ABOUT THIS TASK:
Select all lines in the records that include "number".

SOURCE DATA:
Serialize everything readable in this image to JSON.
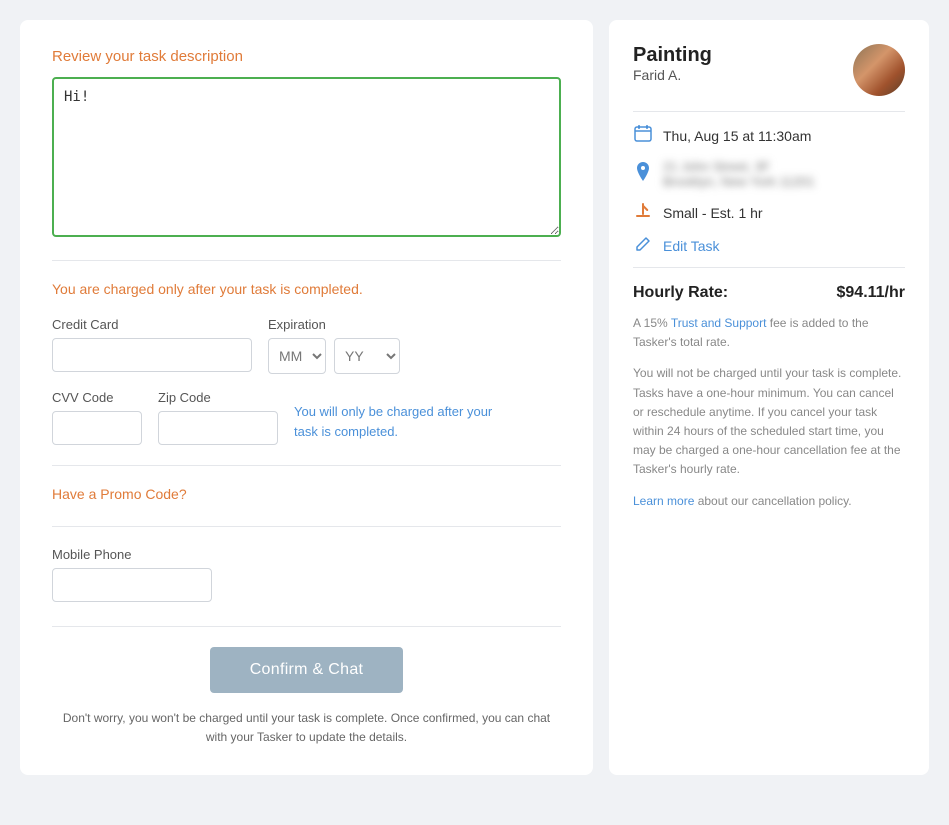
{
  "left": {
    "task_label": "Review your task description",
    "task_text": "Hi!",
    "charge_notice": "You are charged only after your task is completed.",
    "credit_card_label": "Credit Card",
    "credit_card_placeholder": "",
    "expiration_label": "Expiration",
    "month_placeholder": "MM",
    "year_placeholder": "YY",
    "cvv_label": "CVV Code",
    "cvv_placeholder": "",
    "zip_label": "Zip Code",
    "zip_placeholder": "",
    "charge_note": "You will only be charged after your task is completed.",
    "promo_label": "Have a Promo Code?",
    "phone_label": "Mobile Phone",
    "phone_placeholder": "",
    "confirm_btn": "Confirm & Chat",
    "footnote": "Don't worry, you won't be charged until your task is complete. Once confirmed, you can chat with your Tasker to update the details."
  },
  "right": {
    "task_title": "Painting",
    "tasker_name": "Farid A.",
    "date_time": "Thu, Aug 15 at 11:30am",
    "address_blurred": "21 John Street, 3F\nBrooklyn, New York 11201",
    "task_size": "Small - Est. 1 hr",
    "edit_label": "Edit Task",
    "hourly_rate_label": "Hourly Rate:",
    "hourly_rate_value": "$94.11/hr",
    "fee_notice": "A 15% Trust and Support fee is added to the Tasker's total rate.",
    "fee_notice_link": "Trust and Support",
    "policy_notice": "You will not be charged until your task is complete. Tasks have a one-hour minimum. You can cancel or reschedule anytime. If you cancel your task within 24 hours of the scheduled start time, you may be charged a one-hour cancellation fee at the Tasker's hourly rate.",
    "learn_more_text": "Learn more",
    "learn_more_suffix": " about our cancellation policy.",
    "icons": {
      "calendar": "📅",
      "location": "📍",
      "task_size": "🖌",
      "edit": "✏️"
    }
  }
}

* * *

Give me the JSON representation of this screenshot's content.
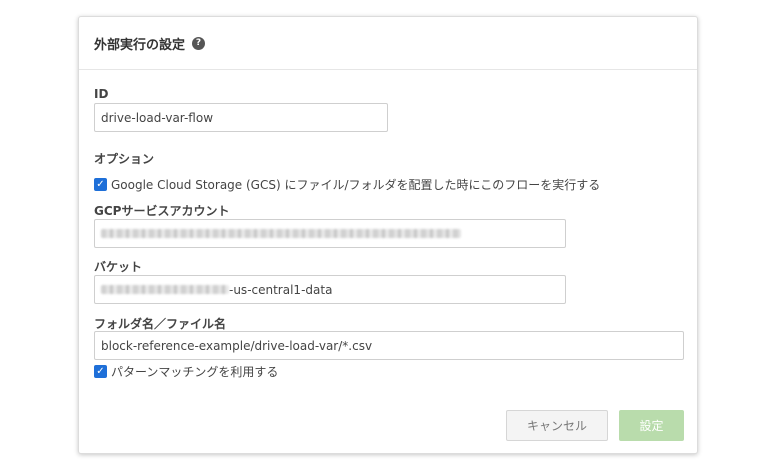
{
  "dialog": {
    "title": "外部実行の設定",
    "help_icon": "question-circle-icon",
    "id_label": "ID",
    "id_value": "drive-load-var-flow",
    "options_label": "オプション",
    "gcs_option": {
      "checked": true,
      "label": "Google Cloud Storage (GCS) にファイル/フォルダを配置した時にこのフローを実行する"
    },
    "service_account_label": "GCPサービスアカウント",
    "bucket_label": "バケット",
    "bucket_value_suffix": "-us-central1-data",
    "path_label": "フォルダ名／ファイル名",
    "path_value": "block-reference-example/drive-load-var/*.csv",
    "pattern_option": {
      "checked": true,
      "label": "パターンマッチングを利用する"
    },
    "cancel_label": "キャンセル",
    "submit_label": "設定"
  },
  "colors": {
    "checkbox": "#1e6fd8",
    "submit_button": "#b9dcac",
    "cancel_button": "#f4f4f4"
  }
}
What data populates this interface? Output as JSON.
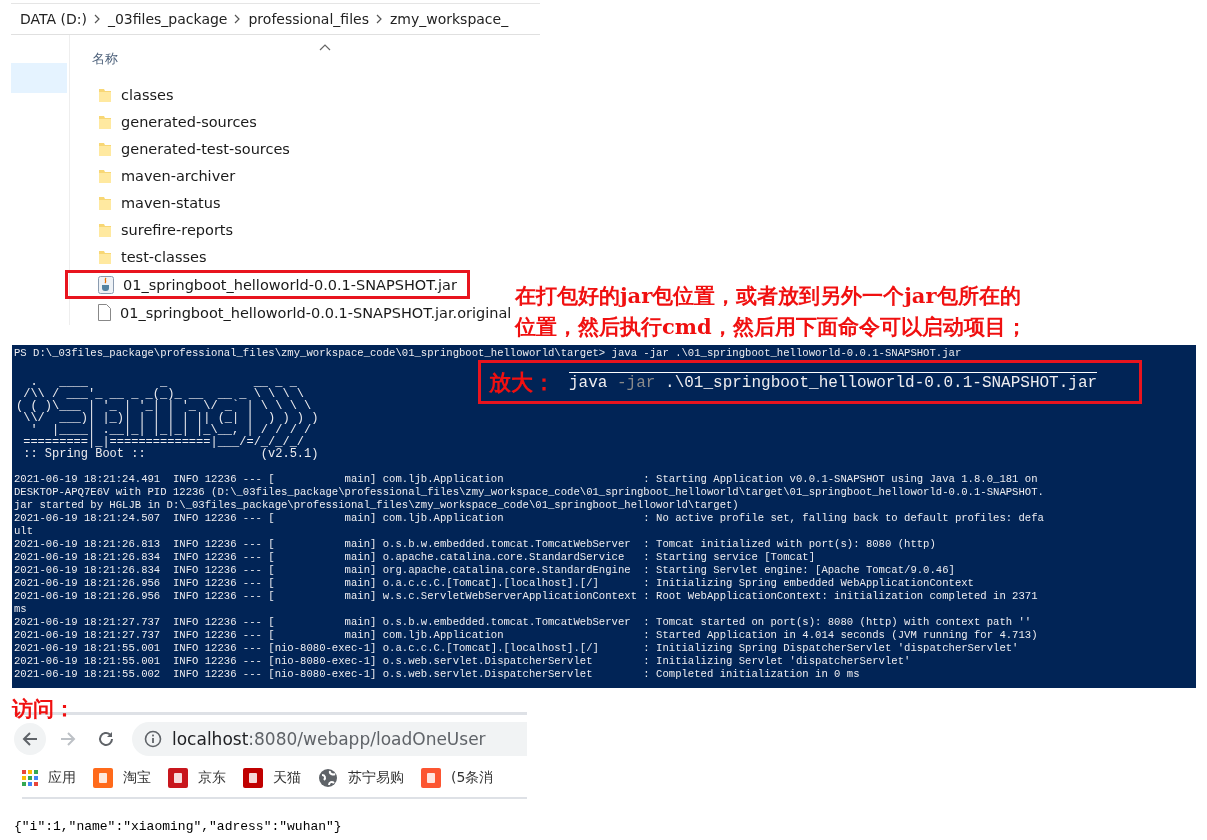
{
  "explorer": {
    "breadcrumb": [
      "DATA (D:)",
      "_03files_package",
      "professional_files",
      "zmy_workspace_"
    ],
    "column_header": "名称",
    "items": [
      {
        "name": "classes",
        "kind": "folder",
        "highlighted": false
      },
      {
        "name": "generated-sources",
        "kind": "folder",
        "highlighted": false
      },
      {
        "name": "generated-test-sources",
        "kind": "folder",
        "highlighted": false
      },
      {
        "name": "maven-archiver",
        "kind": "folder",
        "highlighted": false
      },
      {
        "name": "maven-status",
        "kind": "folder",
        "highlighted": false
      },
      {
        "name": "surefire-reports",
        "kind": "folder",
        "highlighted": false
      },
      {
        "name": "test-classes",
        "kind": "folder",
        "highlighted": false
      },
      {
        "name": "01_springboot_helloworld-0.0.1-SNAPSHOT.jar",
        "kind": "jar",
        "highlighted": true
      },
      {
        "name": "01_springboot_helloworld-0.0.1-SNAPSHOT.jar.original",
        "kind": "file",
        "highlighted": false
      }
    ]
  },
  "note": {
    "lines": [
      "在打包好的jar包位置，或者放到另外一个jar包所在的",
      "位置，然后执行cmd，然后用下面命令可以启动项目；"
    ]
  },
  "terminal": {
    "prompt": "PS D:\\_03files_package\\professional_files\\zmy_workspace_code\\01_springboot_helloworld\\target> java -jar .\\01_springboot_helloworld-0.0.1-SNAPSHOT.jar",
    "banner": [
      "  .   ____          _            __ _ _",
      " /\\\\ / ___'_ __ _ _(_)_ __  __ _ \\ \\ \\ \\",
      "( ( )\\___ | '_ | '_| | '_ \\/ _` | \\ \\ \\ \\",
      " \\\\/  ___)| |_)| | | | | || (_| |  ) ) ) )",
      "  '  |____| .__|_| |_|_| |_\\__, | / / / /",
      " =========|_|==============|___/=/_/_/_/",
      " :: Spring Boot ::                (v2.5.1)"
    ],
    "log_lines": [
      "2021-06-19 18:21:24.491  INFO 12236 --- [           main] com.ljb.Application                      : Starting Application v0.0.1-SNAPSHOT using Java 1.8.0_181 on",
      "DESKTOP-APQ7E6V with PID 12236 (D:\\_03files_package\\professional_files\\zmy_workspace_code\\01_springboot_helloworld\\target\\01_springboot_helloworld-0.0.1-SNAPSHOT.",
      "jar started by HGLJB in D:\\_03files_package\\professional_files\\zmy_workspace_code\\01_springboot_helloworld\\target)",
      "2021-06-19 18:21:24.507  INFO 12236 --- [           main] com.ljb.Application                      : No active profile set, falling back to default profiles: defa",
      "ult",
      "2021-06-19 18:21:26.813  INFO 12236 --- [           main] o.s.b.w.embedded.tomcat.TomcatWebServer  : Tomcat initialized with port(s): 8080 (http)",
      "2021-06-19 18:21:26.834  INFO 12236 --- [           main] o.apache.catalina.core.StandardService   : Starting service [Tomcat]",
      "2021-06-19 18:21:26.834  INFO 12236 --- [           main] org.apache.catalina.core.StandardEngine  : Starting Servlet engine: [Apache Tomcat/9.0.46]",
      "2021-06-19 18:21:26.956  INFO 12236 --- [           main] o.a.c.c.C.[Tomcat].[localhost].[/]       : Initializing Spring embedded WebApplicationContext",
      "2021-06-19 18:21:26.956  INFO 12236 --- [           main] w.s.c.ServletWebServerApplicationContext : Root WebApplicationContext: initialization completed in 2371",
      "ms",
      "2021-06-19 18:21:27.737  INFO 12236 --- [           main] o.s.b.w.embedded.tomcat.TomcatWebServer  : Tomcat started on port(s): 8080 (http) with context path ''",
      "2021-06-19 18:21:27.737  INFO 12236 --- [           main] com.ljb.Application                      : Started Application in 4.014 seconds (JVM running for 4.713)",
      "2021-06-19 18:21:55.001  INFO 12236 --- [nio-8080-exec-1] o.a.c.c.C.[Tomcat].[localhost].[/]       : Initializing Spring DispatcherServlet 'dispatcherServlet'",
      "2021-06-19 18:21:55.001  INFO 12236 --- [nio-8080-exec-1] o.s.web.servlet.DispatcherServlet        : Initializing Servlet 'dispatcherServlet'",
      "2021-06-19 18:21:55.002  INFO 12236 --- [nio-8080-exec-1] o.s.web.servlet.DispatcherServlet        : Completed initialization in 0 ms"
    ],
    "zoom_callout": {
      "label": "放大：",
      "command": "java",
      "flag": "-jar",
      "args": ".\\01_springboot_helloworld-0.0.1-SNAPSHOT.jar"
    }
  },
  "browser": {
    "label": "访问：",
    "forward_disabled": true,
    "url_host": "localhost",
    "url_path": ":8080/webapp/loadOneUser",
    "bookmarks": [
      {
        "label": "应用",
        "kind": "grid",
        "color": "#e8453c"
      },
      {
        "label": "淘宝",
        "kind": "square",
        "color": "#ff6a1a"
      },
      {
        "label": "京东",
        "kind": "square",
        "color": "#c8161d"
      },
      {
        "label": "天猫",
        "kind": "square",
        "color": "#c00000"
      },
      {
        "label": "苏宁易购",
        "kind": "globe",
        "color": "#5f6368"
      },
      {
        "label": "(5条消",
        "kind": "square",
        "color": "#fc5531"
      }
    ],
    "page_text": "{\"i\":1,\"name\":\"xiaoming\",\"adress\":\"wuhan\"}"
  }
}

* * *

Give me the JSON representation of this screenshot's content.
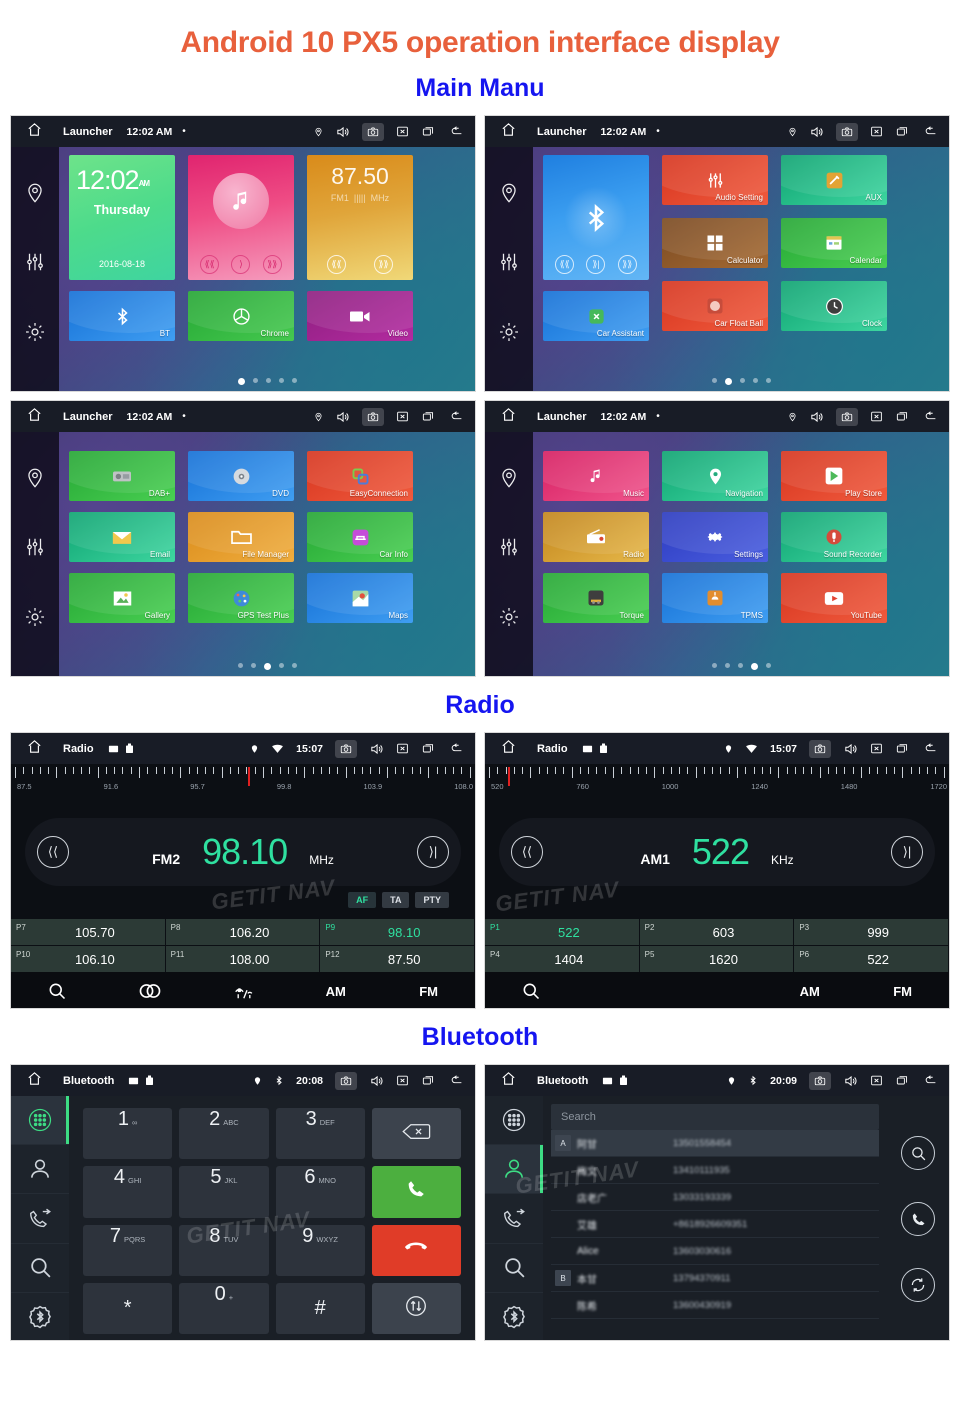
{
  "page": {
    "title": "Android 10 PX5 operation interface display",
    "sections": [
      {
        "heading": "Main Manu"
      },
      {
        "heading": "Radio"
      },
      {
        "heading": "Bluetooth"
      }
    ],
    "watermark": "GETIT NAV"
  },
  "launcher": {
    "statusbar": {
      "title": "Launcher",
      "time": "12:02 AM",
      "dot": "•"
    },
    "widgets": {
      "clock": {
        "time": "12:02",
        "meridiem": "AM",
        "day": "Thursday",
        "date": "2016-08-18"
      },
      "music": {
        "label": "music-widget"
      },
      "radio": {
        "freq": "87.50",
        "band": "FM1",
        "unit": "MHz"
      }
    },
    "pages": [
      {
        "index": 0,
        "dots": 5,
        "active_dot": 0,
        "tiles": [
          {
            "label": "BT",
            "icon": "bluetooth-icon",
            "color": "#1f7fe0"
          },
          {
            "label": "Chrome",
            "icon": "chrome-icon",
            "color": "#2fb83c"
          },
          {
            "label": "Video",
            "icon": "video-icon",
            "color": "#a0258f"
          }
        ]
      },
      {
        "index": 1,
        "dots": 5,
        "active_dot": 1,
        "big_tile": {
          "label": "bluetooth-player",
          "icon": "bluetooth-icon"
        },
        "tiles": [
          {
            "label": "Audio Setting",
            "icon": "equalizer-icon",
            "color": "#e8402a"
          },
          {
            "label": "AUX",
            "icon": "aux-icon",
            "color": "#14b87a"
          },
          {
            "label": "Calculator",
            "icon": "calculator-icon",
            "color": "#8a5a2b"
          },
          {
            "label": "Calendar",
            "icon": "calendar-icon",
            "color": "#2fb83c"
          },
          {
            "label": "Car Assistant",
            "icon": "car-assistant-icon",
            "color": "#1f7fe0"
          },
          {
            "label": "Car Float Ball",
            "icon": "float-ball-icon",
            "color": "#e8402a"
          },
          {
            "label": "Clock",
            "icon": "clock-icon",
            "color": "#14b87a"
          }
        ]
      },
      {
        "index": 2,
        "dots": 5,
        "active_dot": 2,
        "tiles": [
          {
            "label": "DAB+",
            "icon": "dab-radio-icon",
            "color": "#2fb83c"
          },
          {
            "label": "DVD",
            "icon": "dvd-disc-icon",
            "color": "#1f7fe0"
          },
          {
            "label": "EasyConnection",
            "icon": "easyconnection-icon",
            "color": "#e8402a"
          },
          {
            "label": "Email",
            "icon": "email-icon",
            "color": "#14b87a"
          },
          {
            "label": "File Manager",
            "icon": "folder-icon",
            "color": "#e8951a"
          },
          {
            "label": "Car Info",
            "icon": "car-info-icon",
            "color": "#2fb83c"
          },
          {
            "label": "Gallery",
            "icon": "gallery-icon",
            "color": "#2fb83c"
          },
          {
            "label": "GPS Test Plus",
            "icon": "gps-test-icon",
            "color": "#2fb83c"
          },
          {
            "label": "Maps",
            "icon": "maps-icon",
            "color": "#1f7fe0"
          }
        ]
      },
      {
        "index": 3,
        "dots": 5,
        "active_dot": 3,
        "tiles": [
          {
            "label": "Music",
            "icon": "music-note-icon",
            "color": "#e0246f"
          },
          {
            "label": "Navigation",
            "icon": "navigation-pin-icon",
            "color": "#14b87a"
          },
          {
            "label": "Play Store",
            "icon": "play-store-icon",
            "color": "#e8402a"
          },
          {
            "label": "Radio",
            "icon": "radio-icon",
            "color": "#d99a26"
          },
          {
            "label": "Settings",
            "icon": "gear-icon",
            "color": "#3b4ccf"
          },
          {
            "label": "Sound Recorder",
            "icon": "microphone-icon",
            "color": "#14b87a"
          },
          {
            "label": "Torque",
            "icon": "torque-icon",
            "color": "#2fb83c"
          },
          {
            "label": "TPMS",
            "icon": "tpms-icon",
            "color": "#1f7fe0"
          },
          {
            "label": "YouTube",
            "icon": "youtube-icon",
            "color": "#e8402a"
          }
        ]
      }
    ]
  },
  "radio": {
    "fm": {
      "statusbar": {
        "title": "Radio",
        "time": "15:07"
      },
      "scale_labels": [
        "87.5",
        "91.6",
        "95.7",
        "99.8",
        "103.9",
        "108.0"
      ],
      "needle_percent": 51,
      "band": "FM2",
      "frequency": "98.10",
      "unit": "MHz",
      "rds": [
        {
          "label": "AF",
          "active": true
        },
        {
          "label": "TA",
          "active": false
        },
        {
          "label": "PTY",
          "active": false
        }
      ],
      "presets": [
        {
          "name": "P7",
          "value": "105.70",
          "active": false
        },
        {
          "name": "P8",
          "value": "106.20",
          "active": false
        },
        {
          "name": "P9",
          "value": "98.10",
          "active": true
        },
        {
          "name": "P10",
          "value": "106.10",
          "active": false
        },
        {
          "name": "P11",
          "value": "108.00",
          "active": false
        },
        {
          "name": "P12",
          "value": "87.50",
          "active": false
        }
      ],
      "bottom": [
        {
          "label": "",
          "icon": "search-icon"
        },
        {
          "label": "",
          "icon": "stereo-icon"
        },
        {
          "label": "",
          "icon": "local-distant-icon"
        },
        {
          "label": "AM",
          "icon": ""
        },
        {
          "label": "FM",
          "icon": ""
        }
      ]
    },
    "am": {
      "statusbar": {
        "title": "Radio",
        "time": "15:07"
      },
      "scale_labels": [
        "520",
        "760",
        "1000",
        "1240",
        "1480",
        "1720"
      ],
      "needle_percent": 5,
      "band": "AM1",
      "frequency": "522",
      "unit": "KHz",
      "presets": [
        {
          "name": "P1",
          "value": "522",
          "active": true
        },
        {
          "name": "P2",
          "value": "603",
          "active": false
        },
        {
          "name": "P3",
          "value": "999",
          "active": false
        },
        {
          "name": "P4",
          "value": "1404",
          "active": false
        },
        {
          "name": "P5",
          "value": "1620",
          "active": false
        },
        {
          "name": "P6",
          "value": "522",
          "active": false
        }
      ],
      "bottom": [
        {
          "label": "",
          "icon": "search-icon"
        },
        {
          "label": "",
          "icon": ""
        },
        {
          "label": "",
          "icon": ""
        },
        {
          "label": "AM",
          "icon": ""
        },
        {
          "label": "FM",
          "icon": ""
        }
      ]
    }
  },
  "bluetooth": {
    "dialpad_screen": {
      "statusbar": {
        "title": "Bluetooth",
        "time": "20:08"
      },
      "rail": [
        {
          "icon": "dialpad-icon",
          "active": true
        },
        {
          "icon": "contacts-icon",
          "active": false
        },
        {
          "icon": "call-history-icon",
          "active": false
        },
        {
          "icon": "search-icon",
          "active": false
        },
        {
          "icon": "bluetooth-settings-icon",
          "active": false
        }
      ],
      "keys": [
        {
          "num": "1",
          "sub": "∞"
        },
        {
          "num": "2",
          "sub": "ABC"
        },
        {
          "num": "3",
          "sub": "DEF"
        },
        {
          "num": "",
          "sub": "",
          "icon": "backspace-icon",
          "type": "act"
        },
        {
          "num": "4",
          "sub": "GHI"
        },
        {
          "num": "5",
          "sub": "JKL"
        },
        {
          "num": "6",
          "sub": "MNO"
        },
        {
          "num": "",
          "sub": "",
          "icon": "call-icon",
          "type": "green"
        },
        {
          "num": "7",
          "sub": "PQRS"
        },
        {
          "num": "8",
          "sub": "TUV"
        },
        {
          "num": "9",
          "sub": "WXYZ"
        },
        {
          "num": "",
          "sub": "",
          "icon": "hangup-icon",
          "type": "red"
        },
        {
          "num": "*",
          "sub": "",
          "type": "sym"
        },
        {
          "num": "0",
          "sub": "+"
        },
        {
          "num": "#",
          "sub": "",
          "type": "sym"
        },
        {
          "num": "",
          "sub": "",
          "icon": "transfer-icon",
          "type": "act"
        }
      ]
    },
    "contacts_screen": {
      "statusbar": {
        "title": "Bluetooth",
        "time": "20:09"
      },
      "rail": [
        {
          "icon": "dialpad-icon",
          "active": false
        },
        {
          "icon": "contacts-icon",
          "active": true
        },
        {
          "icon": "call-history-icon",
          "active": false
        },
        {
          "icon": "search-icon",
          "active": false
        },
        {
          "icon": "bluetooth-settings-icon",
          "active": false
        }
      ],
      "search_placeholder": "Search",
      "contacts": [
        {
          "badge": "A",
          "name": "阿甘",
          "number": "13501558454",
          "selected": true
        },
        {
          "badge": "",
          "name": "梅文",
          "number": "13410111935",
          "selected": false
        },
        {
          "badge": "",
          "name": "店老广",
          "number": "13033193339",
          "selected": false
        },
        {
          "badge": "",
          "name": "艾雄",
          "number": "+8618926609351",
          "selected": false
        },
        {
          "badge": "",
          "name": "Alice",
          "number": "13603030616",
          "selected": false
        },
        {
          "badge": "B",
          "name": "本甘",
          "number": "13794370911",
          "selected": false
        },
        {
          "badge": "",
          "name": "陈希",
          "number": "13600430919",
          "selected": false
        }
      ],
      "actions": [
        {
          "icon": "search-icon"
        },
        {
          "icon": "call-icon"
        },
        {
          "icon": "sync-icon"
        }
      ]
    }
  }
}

YOUR RESPONSE:
          "number": "13501558454",
          "number": "13410111935",
          "number": "13033193339",
          "number": "+8618926609351",
          "number": "13603030616",
          "number": "13794370911",
          "number": "13600430919",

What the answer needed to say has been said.